….although he led groups that could be called rock & roll bands for much of his career, he used them to create a hybrid style that bordered on jazz and complicated, modern serious music, sometimes inducing orchestras to play along. As if his music were not challenging enough, he overlay it with highly satirical and sometimes abstractly humorous lyrics and song titles that marked him as coming out of a provocative literary tradition that included Beat poets like Allen Ginsberg and edgy comedians like Lenny Bruce.
~William Ruhlmann (allmusic.com)
From January 12, 1995, Lou Reed inducts Frank Zappa into the Rock and Roll Hall Of Fame:
Clip from the “Baby Snakes” DVD:
(1977 Halloween concert at New York City’s Palladium Theater)
Frank Vincent Zappa (December 21, 1940 – December 4, 1993) was an American composer, singer-songwriter, guitarist, recording engineer, record producer and film director. In a career spanning more than 30 years, Zappa wrote rock, jazz, orchestral and musique concrète works. He also directed feature-length films and music videos, and designed album covers. Zappa produced almost all of the more than 60 albums he released with the band The Mothers of Invention and as a solo artist. While in his teens, he acquired a taste for 20th-century classical composers such as Edgard Varèse, Igor Stravinsky, and Anton Webern along with 1950s rhythm and blues music. He began writing classical music in high school, while at the same time playing drums in rhythm and blues bands; he later switched to electric guitar.
Muffin Man – Live 1977:
Zappa was a self-taught composer and performer, and his diverse musical influences led him to create music that was often difficult to categorize. His 1966 debut album with the Mothers of Invention, Freak Out!, combined songs in conventional rock and roll format with collective improvisations and studio-generated sound collages.
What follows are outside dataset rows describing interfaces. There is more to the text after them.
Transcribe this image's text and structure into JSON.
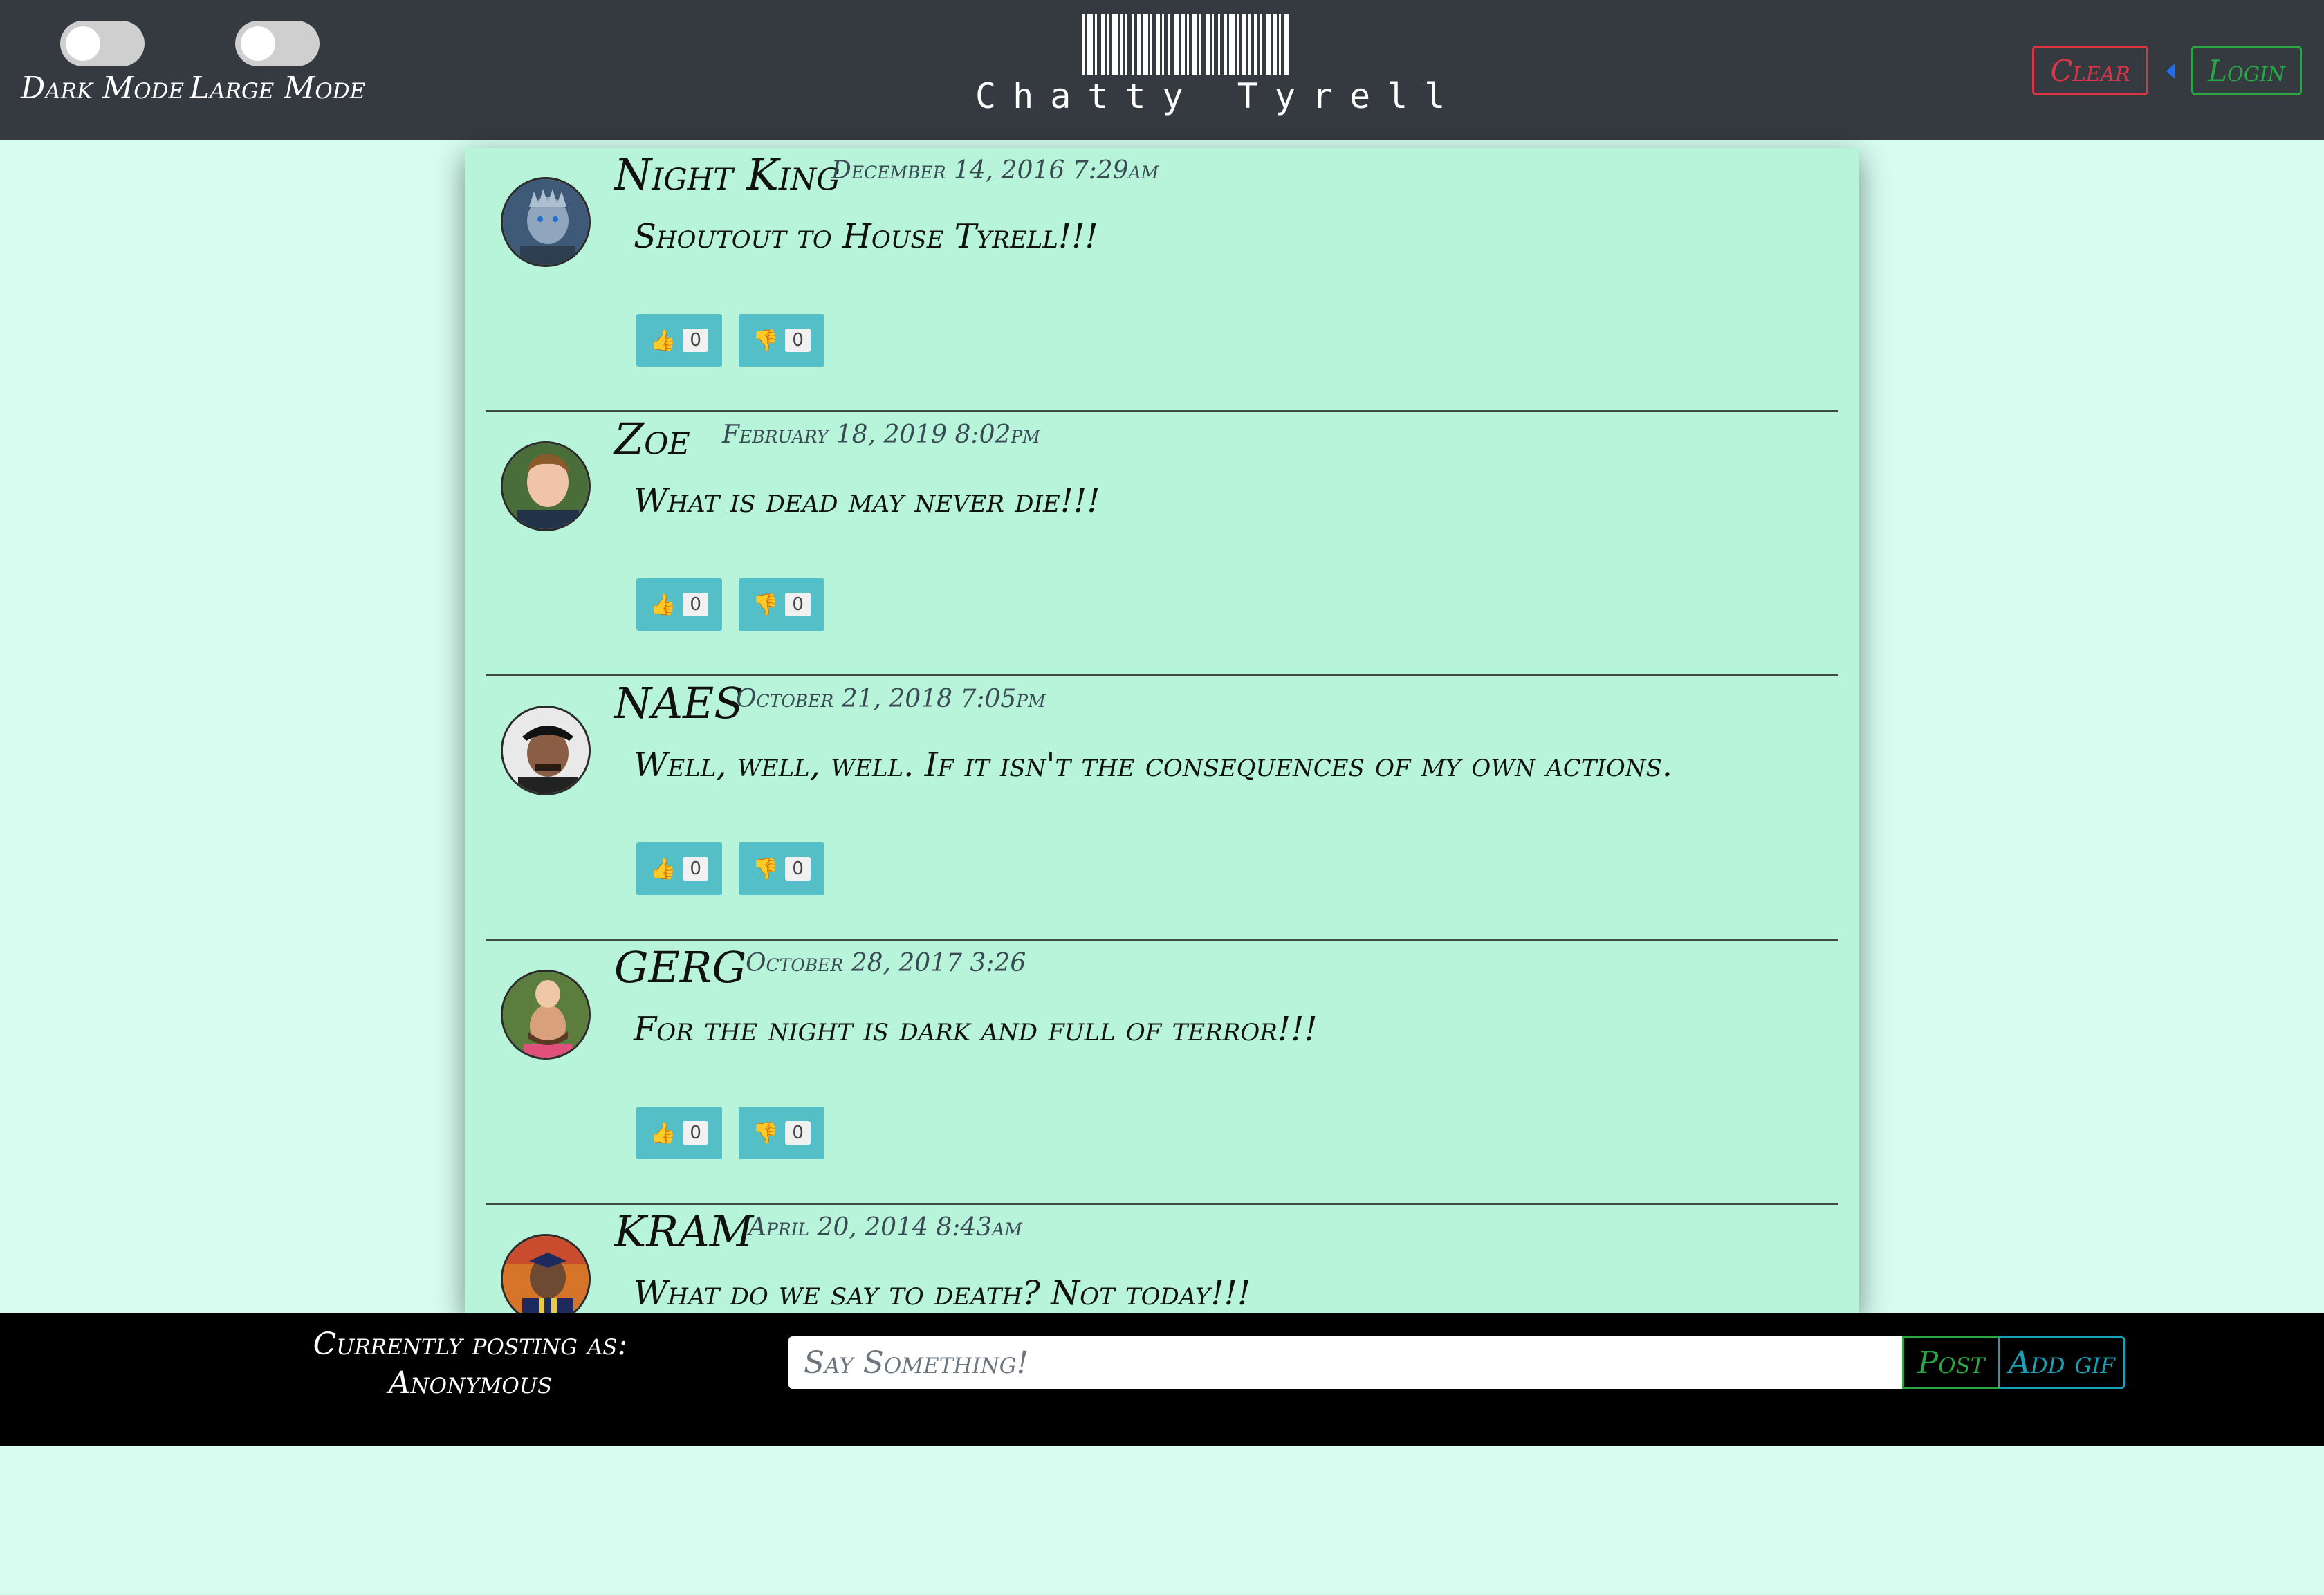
{
  "header": {
    "toggles": [
      {
        "label": "Dark Mode",
        "on": false
      },
      {
        "label": "Large Mode",
        "on": false
      }
    ],
    "brand": {
      "title": "Chatty Tyrell",
      "logo_icon": "barcode-icon"
    },
    "clear_label": "Clear",
    "login_label": "Login",
    "colors": {
      "clear": "#dc3545",
      "login": "#28a745",
      "caret": "#1e6ff0"
    }
  },
  "posts": [
    {
      "user": "Night King",
      "time": "December 14, 2016 7:29am",
      "message": "Shoutout to House Tyrell!!!",
      "likes": "0",
      "dislikes": "0"
    },
    {
      "user": "Zoe",
      "time": "February 18, 2019 8:02pm",
      "message": "What is dead may never die!!!",
      "likes": "0",
      "dislikes": "0"
    },
    {
      "user": "NAES",
      "time": "October 21, 2018 7:05pm",
      "message": "Well, well, well. If it isn't the consequences of my own actions.",
      "likes": "0",
      "dislikes": "0"
    },
    {
      "user": "GERG",
      "time": "October 28, 2017 3:26",
      "message": "For the night is dark and full of terror!!!",
      "likes": "0",
      "dislikes": "0"
    },
    {
      "user": "KRAM",
      "time": "April 20, 2014 8:43am",
      "message": "What do we say to death? Not today!!!",
      "likes": "0",
      "dislikes": "0"
    }
  ],
  "vote_icons": {
    "like": "thumbs-up-icon",
    "dislike": "thumbs-down-icon"
  },
  "footer": {
    "posting_as_label": "Currently posting as:",
    "posting_as_name": "Anonymous",
    "input_placeholder": "Say Something!",
    "post_label": "Post",
    "gif_label": "Add gif",
    "colors": {
      "post": "#28a745",
      "gif": "#17a2b8"
    }
  },
  "theme": {
    "page_bg": "#d6fdf0",
    "feed_bg": "#b7f4d9",
    "header_bg": "#343a40",
    "vote_bg": "#55bfc7"
  }
}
His later albums shared this eclectic and experimental approach, irrespective of whether the fundamental format was rock, jazz or classical. His lyrics—often humorously—reflected his iconoclastic view of established social and political processes, structures and movements. He was a strident critic of mainstream education andorganized religion, and a forthright and passionate advocate for freedom of speech, self-education, political participation and the abolition of censorship.
One of Frank’s last interviews, conducted by NBC’s Jamie Gangel for the Today Show (1993):
He was a highly productive and prolific artist and gained widespread critical acclaim. He had some commercial success, particularly in Europe, and for most of his career was able to work as an independent artist. He also remains a major influence on musicians and composers. Zappa was posthumously inducted into the Rock and Roll Hall of Fame in 1995 and received the Grammy Lifetime Achievement Award in 1997. Zappa was married to Kathryn J. “Kay” Sherman from 1960 to 1964. In 1967, he married Adelaide Gail Sloatman, with whom he remained until his death from prostate cancer in 1993. They had four children: Moon Unit, Dweezil, Ahmet Emuukha Rodan and Diva Thin Muffin Pigeen.
Album of The Day:
Hot Rats (1969):
Other December 21:
- Carl Dean Wilson (December 21, 1946 – February 6, 1998) was an American rock and roll singer, guitarist and composer, best known as a founding member, lead guitarist and occasional lead vocalist of The Beach Boys. Wilson performed lead vocals on a number of notable songs by the Beach Boys, including “Good Vibrations” and “God Only Knows”.Carl Wilson was the youngest brother of fellow Beach Boys Dennis and Brian Wilson and cousin of Beach Boy Mike Love. He was inducted into the Rock and Roll Hall of Fame in 1988. Wilson died of cancer in 1998 while still actively touring and recording with the Beach Boys and on varied solo projects.
- Albert King (April 25, 1923 – December 21, 1992) was an American blues guitarist and singer, and a major influence in the world of blues guitar playing. On December 11th, 2012, it was announced that King would be posthumously inducted into the 2013 Rock and Roll Hall of Fame.
- “A Change Is Gonna Come” is a 1964 single by R&B singer-songwriter Sam Cooke, written and first recorded in 1963 and released under the RCA Victor label shortly after his death in late 1964. Though only a modest hit for Cooke in comparison with his previous singles, the song came to exemplify the 1960s’ Civil Rights Movement. The song has gained in popularity and critical acclaim in the decades since its release, and is #12 on Rolling Stone’s 500 Greatest Songs of All Time.
Published 1963 (ABKCO) Released December 22, 1964 (single) Recorded December 21, 1963
(Los Angeles, California)
Genre Soul, R&B Length 3:12 Label RCA Victor Writer Sam Cooke Producer Hugo Peretti